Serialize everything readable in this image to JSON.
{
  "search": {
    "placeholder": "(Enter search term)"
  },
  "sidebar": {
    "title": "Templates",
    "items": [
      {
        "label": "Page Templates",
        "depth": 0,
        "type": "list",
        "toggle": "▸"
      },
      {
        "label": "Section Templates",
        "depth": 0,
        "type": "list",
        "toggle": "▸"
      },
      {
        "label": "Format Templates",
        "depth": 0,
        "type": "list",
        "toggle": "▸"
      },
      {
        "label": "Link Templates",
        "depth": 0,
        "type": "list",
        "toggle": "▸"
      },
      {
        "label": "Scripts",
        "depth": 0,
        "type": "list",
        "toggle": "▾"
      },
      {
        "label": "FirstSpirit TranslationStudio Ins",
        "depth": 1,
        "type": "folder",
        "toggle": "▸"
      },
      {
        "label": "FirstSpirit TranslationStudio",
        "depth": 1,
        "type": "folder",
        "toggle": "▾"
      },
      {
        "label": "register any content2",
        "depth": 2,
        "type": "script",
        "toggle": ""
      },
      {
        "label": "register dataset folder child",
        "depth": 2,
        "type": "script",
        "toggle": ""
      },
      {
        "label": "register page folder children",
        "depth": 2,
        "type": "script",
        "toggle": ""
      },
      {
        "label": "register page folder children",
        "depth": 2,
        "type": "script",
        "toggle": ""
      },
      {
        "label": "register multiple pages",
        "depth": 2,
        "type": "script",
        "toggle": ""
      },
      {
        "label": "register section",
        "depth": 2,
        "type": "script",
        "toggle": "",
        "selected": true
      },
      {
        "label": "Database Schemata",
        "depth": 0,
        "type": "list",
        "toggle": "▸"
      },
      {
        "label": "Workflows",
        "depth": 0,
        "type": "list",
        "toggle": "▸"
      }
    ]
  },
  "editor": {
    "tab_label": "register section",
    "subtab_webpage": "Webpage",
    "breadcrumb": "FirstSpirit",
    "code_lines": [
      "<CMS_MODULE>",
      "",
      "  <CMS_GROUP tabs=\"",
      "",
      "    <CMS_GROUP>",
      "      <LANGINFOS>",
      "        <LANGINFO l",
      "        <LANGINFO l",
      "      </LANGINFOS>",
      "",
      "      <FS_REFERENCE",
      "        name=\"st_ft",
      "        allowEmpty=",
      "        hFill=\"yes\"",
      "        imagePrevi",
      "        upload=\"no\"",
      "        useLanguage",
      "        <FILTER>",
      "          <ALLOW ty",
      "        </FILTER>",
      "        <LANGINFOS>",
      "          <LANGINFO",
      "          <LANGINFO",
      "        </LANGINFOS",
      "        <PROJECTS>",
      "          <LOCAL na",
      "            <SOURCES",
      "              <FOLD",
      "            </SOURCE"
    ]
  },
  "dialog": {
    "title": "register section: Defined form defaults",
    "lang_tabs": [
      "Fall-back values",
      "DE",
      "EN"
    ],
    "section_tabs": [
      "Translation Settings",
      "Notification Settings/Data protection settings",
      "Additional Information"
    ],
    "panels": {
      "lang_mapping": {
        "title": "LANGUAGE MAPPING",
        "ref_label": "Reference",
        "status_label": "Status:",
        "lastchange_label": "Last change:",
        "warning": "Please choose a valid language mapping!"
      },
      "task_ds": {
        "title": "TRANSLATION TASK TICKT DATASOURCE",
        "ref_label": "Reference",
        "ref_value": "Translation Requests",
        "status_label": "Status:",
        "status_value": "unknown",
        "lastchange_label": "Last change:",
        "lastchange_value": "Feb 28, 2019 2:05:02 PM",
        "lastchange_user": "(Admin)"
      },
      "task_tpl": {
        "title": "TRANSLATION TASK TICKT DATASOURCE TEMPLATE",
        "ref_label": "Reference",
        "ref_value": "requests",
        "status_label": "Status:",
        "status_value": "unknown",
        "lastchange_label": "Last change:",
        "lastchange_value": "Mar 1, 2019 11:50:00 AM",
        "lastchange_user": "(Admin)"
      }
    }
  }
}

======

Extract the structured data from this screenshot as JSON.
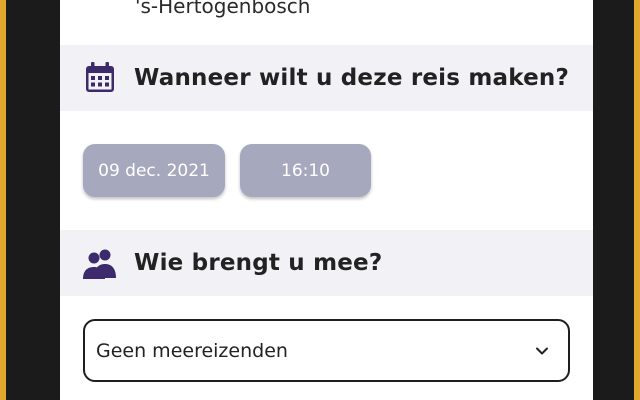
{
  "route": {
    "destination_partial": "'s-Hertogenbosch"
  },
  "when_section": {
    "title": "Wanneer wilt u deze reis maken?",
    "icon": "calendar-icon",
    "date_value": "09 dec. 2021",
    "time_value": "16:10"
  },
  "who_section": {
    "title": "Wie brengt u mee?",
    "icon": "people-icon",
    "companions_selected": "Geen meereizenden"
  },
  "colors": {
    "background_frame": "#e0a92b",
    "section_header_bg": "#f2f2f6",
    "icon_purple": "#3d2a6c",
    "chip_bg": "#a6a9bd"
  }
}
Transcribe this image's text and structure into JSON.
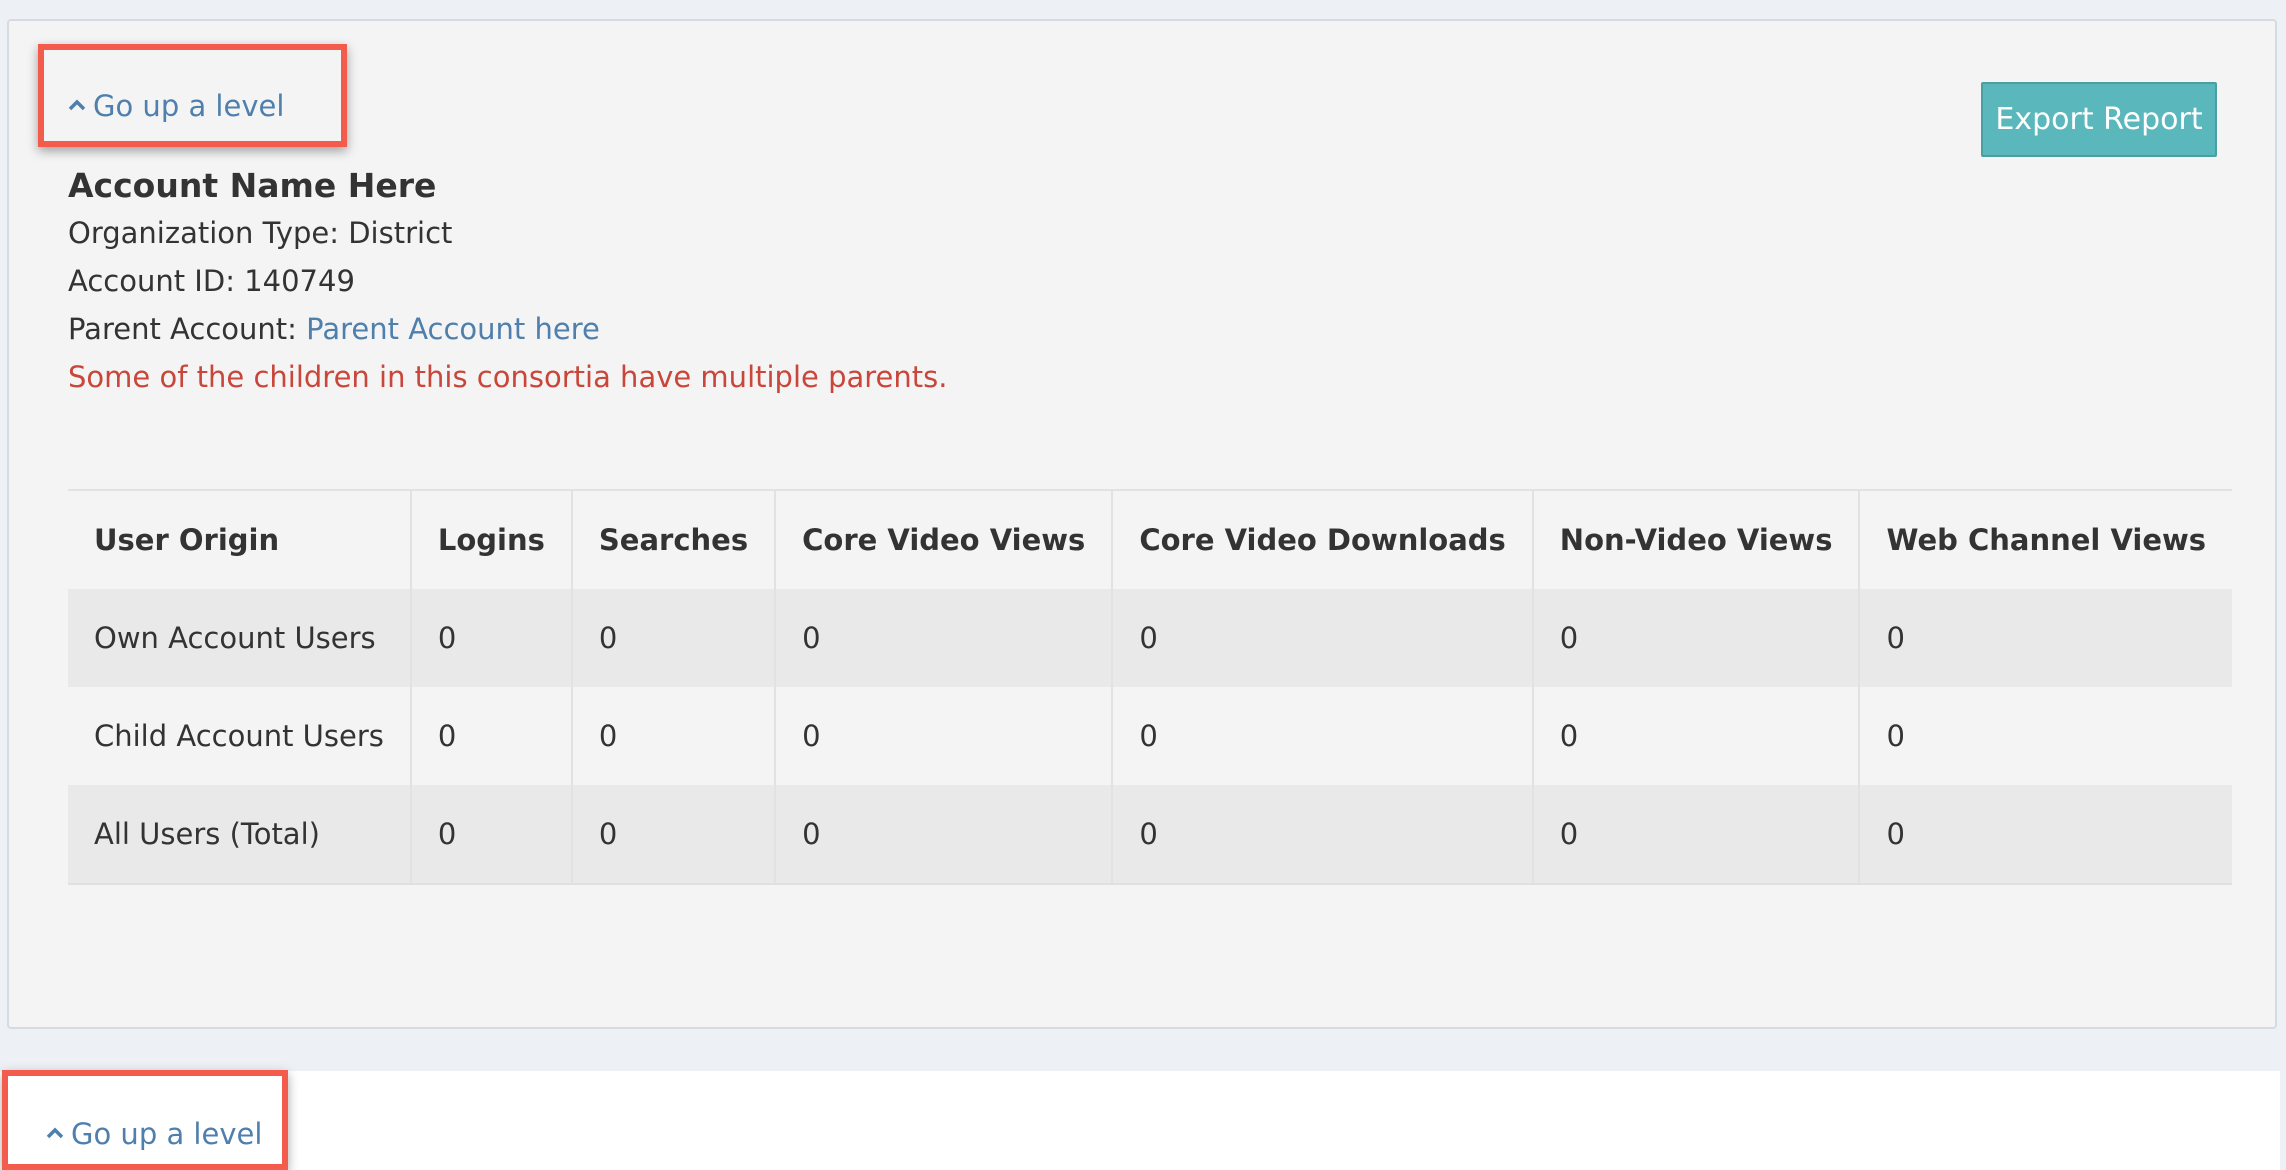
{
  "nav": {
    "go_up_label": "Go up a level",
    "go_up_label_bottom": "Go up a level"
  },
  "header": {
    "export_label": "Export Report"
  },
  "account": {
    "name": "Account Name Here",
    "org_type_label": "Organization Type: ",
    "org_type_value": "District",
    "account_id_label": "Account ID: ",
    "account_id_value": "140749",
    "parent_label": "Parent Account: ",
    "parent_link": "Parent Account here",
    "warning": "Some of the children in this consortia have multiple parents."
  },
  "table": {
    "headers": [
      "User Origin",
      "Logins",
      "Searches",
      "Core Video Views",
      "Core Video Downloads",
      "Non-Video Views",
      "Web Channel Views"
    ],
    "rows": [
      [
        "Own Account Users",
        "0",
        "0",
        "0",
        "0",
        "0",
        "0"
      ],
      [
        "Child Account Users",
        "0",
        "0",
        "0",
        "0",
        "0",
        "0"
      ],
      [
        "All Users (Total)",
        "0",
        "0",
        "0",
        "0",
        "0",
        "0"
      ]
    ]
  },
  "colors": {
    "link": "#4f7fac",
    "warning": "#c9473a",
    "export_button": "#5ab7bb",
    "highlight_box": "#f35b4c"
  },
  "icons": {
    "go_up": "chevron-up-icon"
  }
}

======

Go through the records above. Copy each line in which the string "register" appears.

        "label": "register any content2",
        "label": "register dataset folder child",
        "label": "register page folder children",
        "label": "register page folder children",
        "label": "register multiple pages",
        "label": "register section",
    "tab_label": "register section",
    "title": "register section: Defined form defaults",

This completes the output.